(Data records for software interfaces)
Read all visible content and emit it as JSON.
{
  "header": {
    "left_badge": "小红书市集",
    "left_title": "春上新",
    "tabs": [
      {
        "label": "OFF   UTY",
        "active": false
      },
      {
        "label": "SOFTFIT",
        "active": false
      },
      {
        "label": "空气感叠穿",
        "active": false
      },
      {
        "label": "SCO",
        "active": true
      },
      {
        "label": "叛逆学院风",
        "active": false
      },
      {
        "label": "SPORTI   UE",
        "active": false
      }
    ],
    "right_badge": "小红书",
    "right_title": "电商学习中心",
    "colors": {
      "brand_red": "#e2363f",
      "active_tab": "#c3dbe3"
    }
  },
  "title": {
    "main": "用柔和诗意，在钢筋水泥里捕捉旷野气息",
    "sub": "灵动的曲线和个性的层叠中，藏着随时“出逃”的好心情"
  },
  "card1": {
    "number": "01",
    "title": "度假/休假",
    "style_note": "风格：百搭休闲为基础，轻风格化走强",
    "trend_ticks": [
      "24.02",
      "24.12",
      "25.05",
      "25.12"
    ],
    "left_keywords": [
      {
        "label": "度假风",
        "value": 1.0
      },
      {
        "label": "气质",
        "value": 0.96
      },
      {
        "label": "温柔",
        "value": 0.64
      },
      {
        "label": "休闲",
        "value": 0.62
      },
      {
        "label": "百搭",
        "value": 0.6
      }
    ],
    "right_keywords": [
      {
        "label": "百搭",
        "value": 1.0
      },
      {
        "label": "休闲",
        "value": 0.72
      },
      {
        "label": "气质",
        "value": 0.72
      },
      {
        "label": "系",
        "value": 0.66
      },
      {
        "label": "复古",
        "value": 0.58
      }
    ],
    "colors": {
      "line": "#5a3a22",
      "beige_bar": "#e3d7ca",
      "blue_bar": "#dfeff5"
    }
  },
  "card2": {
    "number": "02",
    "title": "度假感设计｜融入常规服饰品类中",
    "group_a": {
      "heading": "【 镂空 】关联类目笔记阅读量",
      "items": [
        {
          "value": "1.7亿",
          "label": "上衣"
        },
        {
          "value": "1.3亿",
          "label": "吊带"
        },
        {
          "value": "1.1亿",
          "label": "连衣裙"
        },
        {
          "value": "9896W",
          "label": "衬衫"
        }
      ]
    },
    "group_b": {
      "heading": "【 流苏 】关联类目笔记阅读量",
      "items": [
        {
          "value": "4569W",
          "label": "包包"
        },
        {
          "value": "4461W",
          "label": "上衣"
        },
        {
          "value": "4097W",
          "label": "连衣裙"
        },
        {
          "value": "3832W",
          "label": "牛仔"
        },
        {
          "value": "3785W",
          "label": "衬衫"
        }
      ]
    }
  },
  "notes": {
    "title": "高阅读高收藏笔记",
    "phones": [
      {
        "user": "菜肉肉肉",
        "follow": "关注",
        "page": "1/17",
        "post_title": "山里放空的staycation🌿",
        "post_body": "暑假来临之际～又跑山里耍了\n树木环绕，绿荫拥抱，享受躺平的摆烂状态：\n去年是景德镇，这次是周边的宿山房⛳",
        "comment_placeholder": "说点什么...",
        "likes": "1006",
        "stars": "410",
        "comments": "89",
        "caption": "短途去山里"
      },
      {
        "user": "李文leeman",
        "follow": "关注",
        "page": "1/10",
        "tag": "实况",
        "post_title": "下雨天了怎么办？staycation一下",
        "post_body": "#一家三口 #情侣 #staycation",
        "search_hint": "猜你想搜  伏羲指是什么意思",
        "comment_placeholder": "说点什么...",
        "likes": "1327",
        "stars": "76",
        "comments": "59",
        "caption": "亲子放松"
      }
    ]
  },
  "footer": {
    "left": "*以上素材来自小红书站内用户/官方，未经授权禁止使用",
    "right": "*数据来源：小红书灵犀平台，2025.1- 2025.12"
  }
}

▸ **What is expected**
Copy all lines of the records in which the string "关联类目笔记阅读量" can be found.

▸ **Result of this task**
      "heading": "【 镂空 】关联类目笔记阅读量",
      "heading": "【 流苏 】关联类目笔记阅读量",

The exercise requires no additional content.